Until very recently Dreilinden was a construction zone. The border was torn down, the motorway was being improved. Witches' hats and backhoes were the sign of the times, for most of the last seven years! The work it seems was slow and steady, no rush. The hitchers weren't pushing anyway.
Still, you could hitch out of Dreilinden! Were it anywhere else, looking the way it did, a motorway with no shoulder to stop on, barriers and witches' hats all around, no one in their right mind would try to hitch, and no one in their right mind would pull over. But at Dreilinden there was culture and spirit, there was memory, at Dreilinden they still hitched, and they still pulled over, in spite of the dreadful situation.
In fact drivers were still looking for thumbers and approaching slowly in the hope of finding them.

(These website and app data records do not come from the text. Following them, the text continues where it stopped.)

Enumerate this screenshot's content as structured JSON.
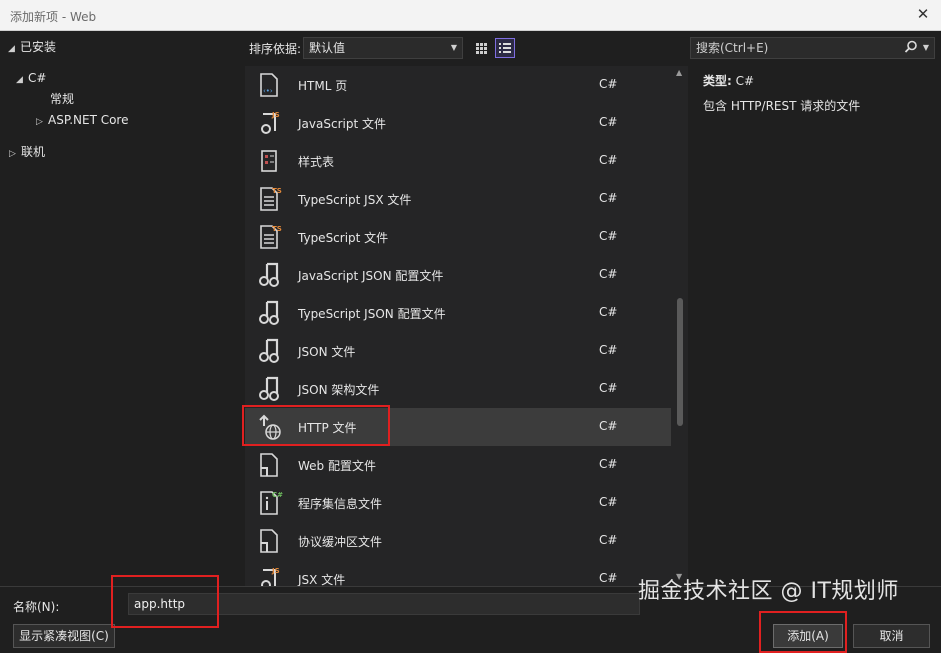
{
  "window": {
    "title": "添加新项 - Web",
    "close_glyph": "✕"
  },
  "tree": {
    "installed": "已安装",
    "csharp": "C#",
    "general": "常规",
    "aspnet": "ASP.NET Core",
    "online": "联机"
  },
  "toolbar": {
    "sort_label": "排序依据:",
    "sort_value": "默认值"
  },
  "items": [
    {
      "name": "HTML 页",
      "lang": "C#",
      "icon": "html-page-icon"
    },
    {
      "name": "JavaScript 文件",
      "lang": "C#",
      "icon": "javascript-file-icon"
    },
    {
      "name": "样式表",
      "lang": "C#",
      "icon": "stylesheet-icon"
    },
    {
      "name": "TypeScript JSX 文件",
      "lang": "C#",
      "icon": "typescript-jsx-file-icon"
    },
    {
      "name": "TypeScript 文件",
      "lang": "C#",
      "icon": "typescript-file-icon"
    },
    {
      "name": "JavaScript JSON 配置文件",
      "lang": "C#",
      "icon": "json-config-icon"
    },
    {
      "name": "TypeScript JSON 配置文件",
      "lang": "C#",
      "icon": "json-config-icon"
    },
    {
      "name": "JSON 文件",
      "lang": "C#",
      "icon": "json-file-icon"
    },
    {
      "name": "JSON 架构文件",
      "lang": "C#",
      "icon": "json-schema-icon"
    },
    {
      "name": "HTTP 文件",
      "lang": "C#",
      "icon": "http-file-icon"
    },
    {
      "name": "Web 配置文件",
      "lang": "C#",
      "icon": "web-config-icon"
    },
    {
      "name": "程序集信息文件",
      "lang": "C#",
      "icon": "assembly-info-icon"
    },
    {
      "name": "协议缓冲区文件",
      "lang": "C#",
      "icon": "protobuf-file-icon"
    },
    {
      "name": "JSX 文件",
      "lang": "C#",
      "icon": "jsx-file-icon"
    }
  ],
  "selected_index": 9,
  "search": {
    "placeholder": "搜索(Ctrl+E)"
  },
  "details": {
    "type_label": "类型:",
    "type_value": "C#",
    "description": "包含 HTTP/REST 请求的文件"
  },
  "bottom": {
    "name_label": "名称(N):",
    "name_value": "app.http",
    "compact_view": "显示紧凑视图(C)",
    "add": "添加(A)",
    "cancel": "取消"
  },
  "watermark": "掘金技术社区 @ IT规划师",
  "colors": {
    "highlight": "#e02020",
    "accent": "#7f6ee0"
  }
}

Three of us standing 'tween witches' hats on a motorway got the ride we needed inside of five minutes this January! This was no ordinary spot of road after all. This was Dreilinden, here were hitch-hikers! We were down to two or three at a time, not the 10 or 20 of years gone by, but still, we stood as a testimony to the history and tenacity of Dreilinden, which was very soon to fade ...
There came the day, very recently alas, when the work was pretty much done and there was little more than motorway left. The barriers were gone, the witches' hats were gone. The police would chase us away. It was no secret after all - they knew people would be trying to hitch this little spot of six-lane motorway in spite of the laws forbidding such.

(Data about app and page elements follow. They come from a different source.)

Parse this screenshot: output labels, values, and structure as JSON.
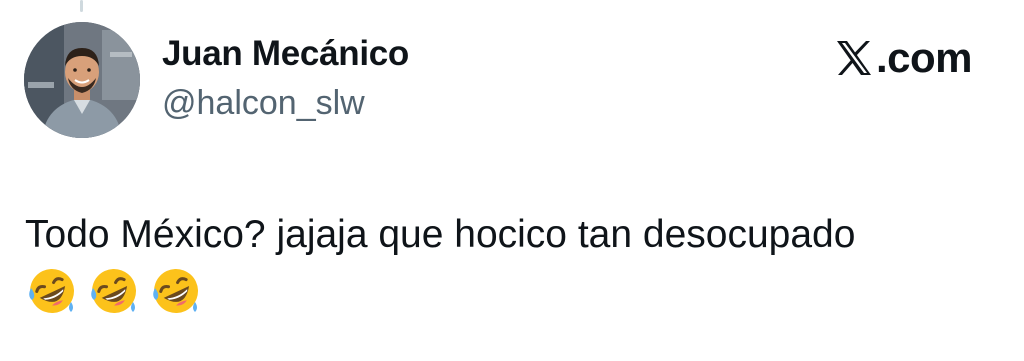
{
  "author": {
    "display_name": "Juan Mecánico",
    "handle": "@halcon_slw",
    "avatar_icon": "mechanic-avatar"
  },
  "site": {
    "logo_icon": "x-logo-icon",
    "domain_text": ".com"
  },
  "tweet": {
    "text": "Todo México? jajaja que hocico tan desocupado",
    "emojis": [
      "rolling-on-floor-laughing-icon",
      "rolling-on-floor-laughing-icon",
      "rolling-on-floor-laughing-icon"
    ]
  },
  "colors": {
    "text": "#0f1419",
    "handle": "#536471",
    "thread_line": "#cfd9de",
    "emoji_face": "#fcc21b"
  }
}
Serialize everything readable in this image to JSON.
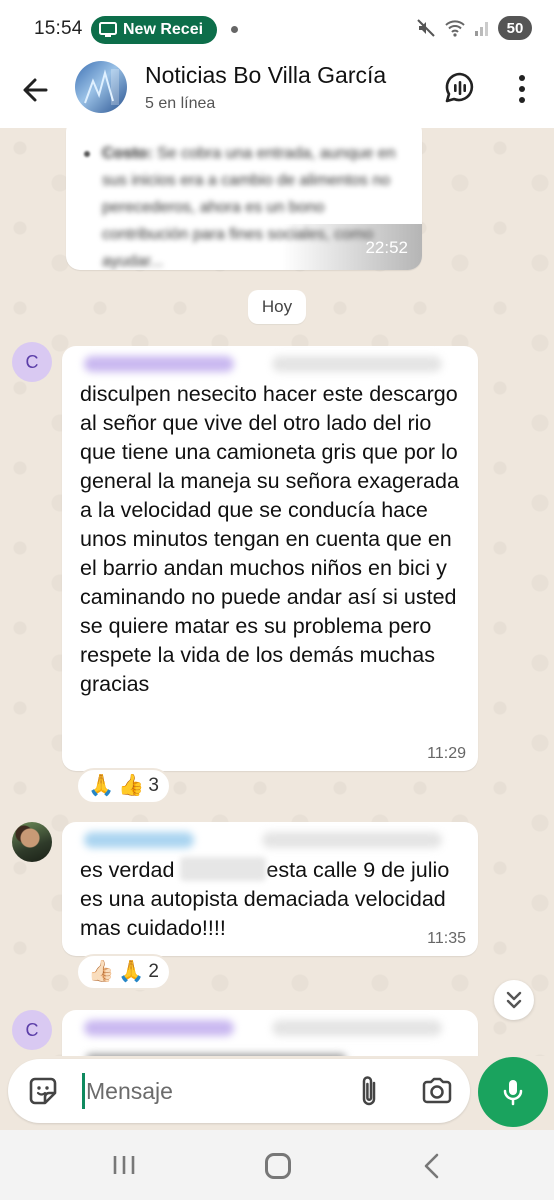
{
  "status_bar": {
    "time": "15:54",
    "notification_pill": "New Recei",
    "battery": "50"
  },
  "header": {
    "title": "Noticias Bo Villa García",
    "subtitle": "5 en línea"
  },
  "messages": {
    "top_bubble": {
      "label": "Costo:",
      "text": "Se cobra una entrada, aunque en sus inicios era a cambio de alimentos no perecederos, ahora es un bono contribución para fines sociales, como ayudar...",
      "time": "22:52"
    },
    "date_chip": "Hoy",
    "msg1": {
      "avatar_letter": "C",
      "text": "disculpen nesecito hacer este descargo al señor que vive del otro lado del rio que tiene una camioneta gris que por lo general la maneja su señora exagerada a la velocidad que se conducía hace unos minutos tengan en cuenta que en el barrio andan muchos niños en bici y caminando no puede andar así si usted se quiere matar es su problema pero respete la vida de los demás muchas gracias",
      "time": "11:29",
      "reactions": {
        "emoji1": "🙏",
        "emoji2": "👍",
        "count": "3"
      }
    },
    "msg2": {
      "text_before": "es verdad",
      "text_after": "esta calle 9 de julio es una autopista demaciada velocidad mas cuidado!!!!",
      "time": "11:35",
      "reactions": {
        "emoji1": "👍🏻",
        "emoji2": "🙏",
        "count": "2"
      }
    },
    "msg3": {
      "avatar_letter": "C"
    }
  },
  "composer": {
    "placeholder": "Mensaje"
  },
  "colors": {
    "accent": "#1aa35e",
    "pill": "#0d6e4a",
    "chat_bg": "#efe7dd"
  }
}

Even so, hitching into Berlin only recently I saw a lonely lass hitching out at that dismal spot that faded legend. A part of me yearned to talk to her, share some fond memories of the spot she sought, but I of course was hurtling into town in someone else's car on the other side this motorway. How little respect the authorities have for such a significant undercurrent of German culture! Of European culture! How much tenacity the hitchers and hitchees of Germany have to defy that disrespect thus far!
There is a light that burns at the end of the tunnel, a dim one but a light all the same. The old border crossing looks to become a service station in time. I have no promise of it, but the space is there as are the signs. For the moment the work seems to have come to a halt, but in time if services do spring out of the ground, Dreilinden may return to capture some of its former glory, if only some. It's conveniently situated a short kilometre walk from the Wannsee S-bahn station on the outskirts of Berlin. People still turn up there from time to time, not having heard of, not having seen the destruction, but they will become fewer and fewer until there are none.

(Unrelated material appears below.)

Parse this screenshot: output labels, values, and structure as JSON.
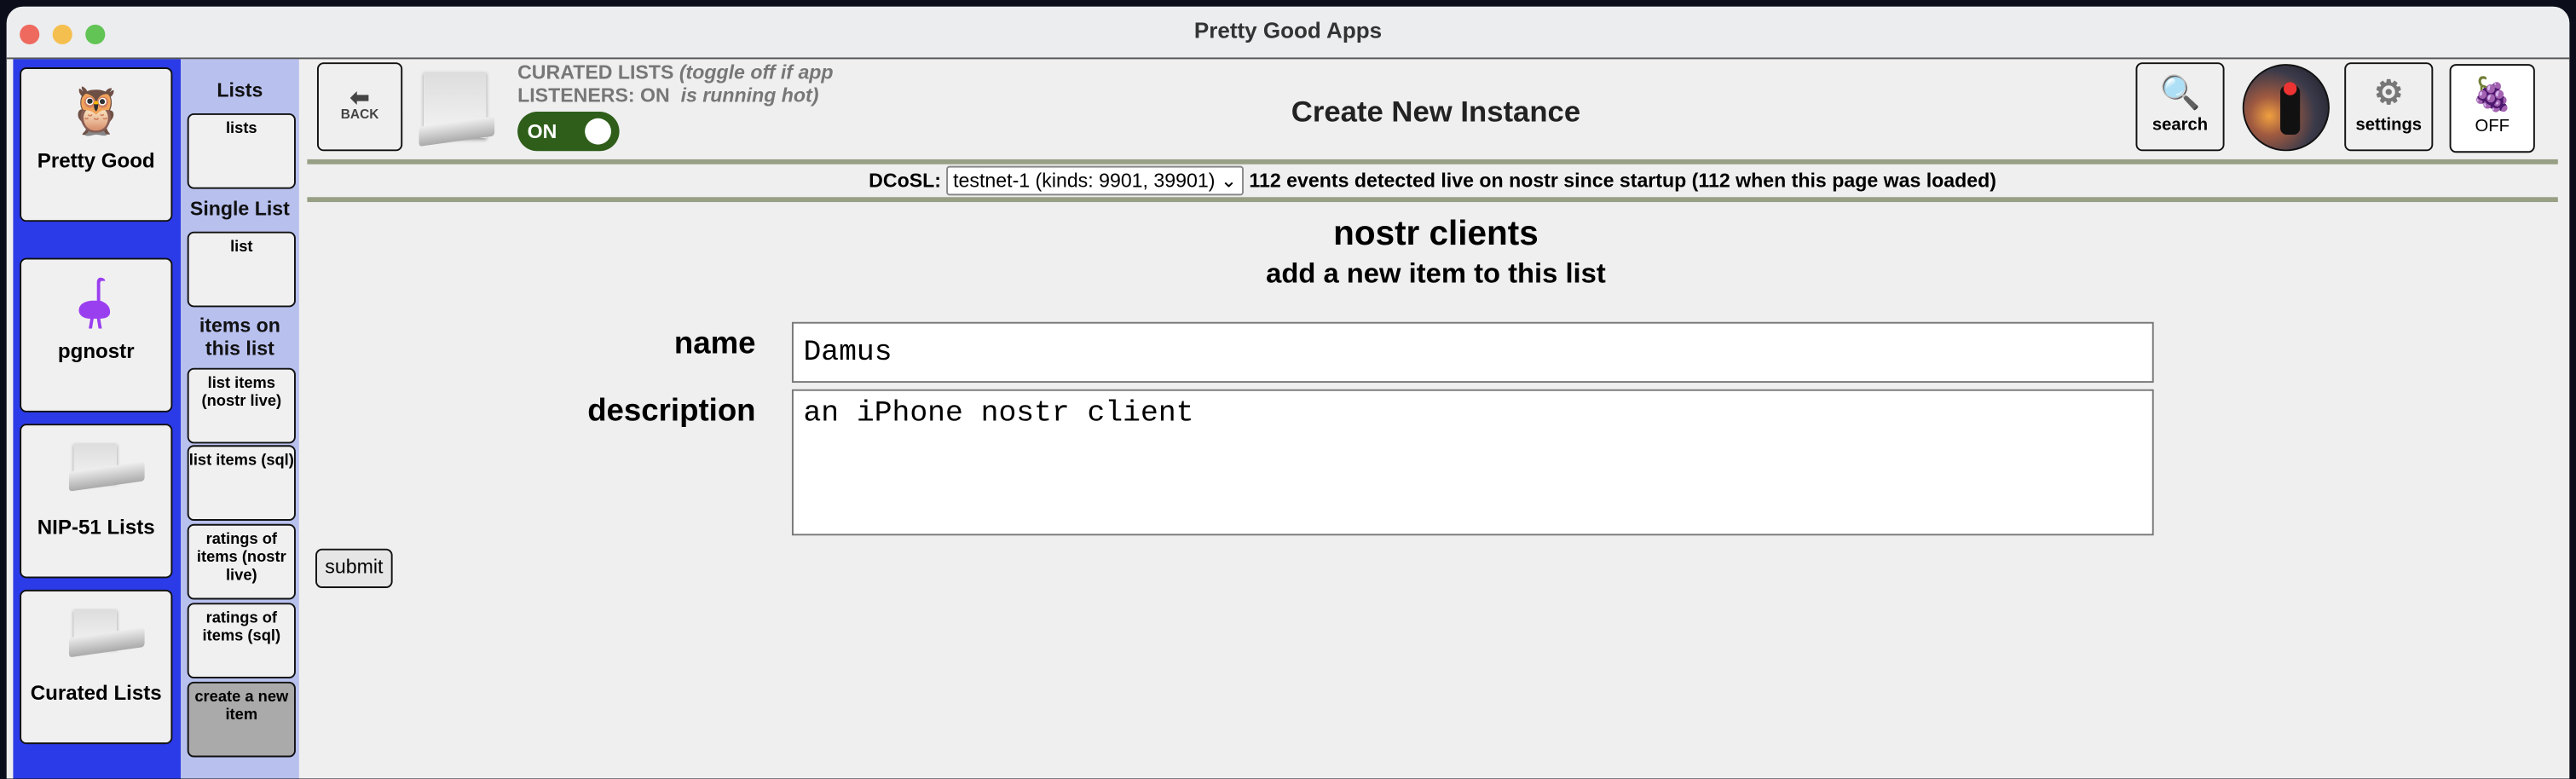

It may be only a memory that remains if and when the old border crossing becomes a well frequented services. It may suffice to lure the hitchers back, to have them queuing for rides again. Something of the old spirit will have been lost regardless - it was already in decline when I first got there - but, without the border, without East Germany to cross, without the Russians, and without military exemption, the student culture, and the hitching culture in Berlin, will never be quite what it was.
For all its vices, the virtue of having a common enemy all around is the bonding of people together, in fuelling the fires of community and society. I wonder if we'll ever mature enough to find those feelings without an enemy around - without wars and without the them that defines the us? Perhaps that will be the day when the spectacle of Dreilinden becomes an ordinary sight in more European cities, when drivers and hitchers come together for the ride ...
Hats off to Dreilinden.
May 1, 1998